__To do__
Repeat the entries verbatim.
- - - -
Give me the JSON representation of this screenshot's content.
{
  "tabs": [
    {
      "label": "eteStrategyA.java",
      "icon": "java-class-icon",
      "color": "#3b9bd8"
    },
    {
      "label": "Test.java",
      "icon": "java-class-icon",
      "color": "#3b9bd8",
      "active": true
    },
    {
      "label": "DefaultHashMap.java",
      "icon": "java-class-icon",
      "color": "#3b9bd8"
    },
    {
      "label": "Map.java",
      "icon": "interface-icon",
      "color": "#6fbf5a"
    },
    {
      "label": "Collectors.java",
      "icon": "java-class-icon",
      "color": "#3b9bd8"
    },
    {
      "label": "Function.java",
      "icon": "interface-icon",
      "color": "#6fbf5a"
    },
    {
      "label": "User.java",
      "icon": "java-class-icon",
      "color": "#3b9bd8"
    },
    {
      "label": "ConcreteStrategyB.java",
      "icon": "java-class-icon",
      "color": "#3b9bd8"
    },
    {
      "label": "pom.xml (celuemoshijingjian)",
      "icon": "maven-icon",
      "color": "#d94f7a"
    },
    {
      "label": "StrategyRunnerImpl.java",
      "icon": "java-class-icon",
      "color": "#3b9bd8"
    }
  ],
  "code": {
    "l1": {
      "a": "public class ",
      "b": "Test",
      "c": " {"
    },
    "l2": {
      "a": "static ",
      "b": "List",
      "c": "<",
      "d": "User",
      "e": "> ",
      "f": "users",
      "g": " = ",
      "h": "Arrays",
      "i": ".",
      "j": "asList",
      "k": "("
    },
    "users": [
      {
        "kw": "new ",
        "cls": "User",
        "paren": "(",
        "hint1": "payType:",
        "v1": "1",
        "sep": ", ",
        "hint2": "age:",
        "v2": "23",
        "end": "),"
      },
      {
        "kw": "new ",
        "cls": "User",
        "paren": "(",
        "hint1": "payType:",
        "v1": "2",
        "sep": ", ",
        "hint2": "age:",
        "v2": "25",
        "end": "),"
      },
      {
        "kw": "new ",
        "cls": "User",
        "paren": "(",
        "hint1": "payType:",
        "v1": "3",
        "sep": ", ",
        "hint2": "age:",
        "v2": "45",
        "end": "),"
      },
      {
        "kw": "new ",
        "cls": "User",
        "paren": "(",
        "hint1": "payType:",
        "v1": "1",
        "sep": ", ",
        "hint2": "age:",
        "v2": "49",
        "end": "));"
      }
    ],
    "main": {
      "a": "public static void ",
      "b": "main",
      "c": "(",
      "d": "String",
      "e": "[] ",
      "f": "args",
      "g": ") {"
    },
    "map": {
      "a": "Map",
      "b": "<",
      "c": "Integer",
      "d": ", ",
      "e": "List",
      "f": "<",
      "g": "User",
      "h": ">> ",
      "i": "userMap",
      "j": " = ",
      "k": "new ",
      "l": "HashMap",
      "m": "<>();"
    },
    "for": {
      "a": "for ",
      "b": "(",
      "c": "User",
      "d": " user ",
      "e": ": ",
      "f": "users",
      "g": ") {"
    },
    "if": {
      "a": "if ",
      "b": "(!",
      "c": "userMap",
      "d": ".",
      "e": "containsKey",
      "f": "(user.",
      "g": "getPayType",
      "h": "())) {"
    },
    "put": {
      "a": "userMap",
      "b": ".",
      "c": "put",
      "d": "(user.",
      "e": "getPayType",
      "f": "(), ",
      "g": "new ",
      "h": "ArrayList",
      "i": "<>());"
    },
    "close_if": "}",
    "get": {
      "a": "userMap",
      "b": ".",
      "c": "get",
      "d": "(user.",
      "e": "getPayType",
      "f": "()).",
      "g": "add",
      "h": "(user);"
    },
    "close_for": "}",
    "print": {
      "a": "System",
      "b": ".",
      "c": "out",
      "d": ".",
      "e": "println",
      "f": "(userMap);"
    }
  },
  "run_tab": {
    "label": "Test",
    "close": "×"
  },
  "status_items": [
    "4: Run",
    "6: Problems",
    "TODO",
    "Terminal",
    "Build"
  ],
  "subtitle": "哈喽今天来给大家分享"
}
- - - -
__Exercise result__
Give me the JSON representation of this screenshot's content.
{
  "tabs": [
    {
      "label": "eteStrategyA.java",
      "icon": "java-class-icon",
      "color": "#3b9bd8"
    },
    {
      "label": "Test.java",
      "icon": "java-class-icon",
      "color": "#3b9bd8",
      "active": true
    },
    {
      "label": "DefaultHashMap.java",
      "icon": "java-class-icon",
      "color": "#3b9bd8"
    },
    {
      "label": "Map.java",
      "icon": "interface-icon",
      "color": "#6fbf5a"
    },
    {
      "label": "Collectors.java",
      "icon": "java-class-icon",
      "color": "#3b9bd8"
    },
    {
      "label": "Function.java",
      "icon": "interface-icon",
      "color": "#6fbf5a"
    },
    {
      "label": "User.java",
      "icon": "java-class-icon",
      "color": "#3b9bd8"
    },
    {
      "label": "ConcreteStrategyB.java",
      "icon": "java-class-icon",
      "color": "#3b9bd8"
    },
    {
      "label": "pom.xml (celuemoshijingjian)",
      "icon": "maven-icon",
      "color": "#d94f7a"
    },
    {
      "label": "StrategyRunnerImpl.java",
      "icon": "java-class-icon",
      "color": "#3b9bd8"
    }
  ],
  "code": {
    "l1": {
      "a": "public class ",
      "b": "Test",
      "c": " {"
    },
    "l2": {
      "a": "static ",
      "b": "List",
      "c": "<",
      "d": "User",
      "e": "> ",
      "f": "users",
      "g": " = ",
      "h": "Arrays",
      "i": ".",
      "j": "asList",
      "k": "("
    },
    "users": [
      {
        "kw": "new ",
        "cls": "User",
        "paren": "(",
        "hint1": "payType:",
        "v1": "1",
        "sep": ", ",
        "hint2": "age:",
        "v2": "23",
        "end": "),"
      },
      {
        "kw": "new ",
        "cls": "User",
        "paren": "(",
        "hint1": "payType:",
        "v1": "2",
        "sep": ", ",
        "hint2": "age:",
        "v2": "25",
        "end": "),"
      },
      {
        "kw": "new ",
        "cls": "User",
        "paren": "(",
        "hint1": "payType:",
        "v1": "3",
        "sep": ", ",
        "hint2": "age:",
        "v2": "45",
        "end": "),"
      },
      {
        "kw": "new ",
        "cls": "User",
        "paren": "(",
        "hint1": "payType:",
        "v1": "1",
        "sep": ", ",
        "hint2": "age:",
        "v2": "49",
        "end": "));"
      }
    ],
    "main": {
      "a": "public static void ",
      "b": "main",
      "c": "(",
      "d": "String",
      "e": "[] ",
      "f": "args",
      "g": ") {"
    },
    "map": {
      "a": "Map",
      "b": "<",
      "c": "Integer",
      "d": ", ",
      "e": "List",
      "f": "<",
      "g": "User",
      "h": ">> ",
      "i": "userMap",
      "j": " = ",
      "k": "new ",
      "l": "HashMap",
      "m": "<>();"
    },
    "for": {
      "a": "for ",
      "b": "(",
      "c": "User",
      "d": " user ",
      "e": ": ",
      "f": "users",
      "g": ") {"
    },
    "if": {
      "a": "if ",
      "b": "(!",
      "c": "userMap",
      "d": ".",
      "e": "containsKey",
      "f": "(user.",
      "g": "getPayType",
      "h": "())) {"
    },
    "put": {
      "a": "userMap",
      "b": ".",
      "c": "put",
      "d": "(user.",
      "e": "getPayType",
      "f": "(), ",
      "g": "new ",
      "h": "ArrayList",
      "i": "<>());"
    },
    "close_if": "}",
    "get": {
      "a": "userMap",
      "b": ".",
      "c": "get",
      "d": "(user.",
      "e": "getPayType",
      "f": "()).",
      "g": "add",
      "h": "(user);"
    },
    "close_for": "}",
    "print": {
      "a": "System",
      "b": ".",
      "c": "out",
      "d": ".",
      "e": "println",
      "f": "(userMap);"
    }
  },
  "run_tab": {
    "label": "Test",
    "close": "×"
  },
  "status_items": [
    "4: Run",
    "6: Problems",
    "TODO",
    "Terminal",
    "Build"
  ],
  "subtitle": "哈喽今天来给大家分享"
}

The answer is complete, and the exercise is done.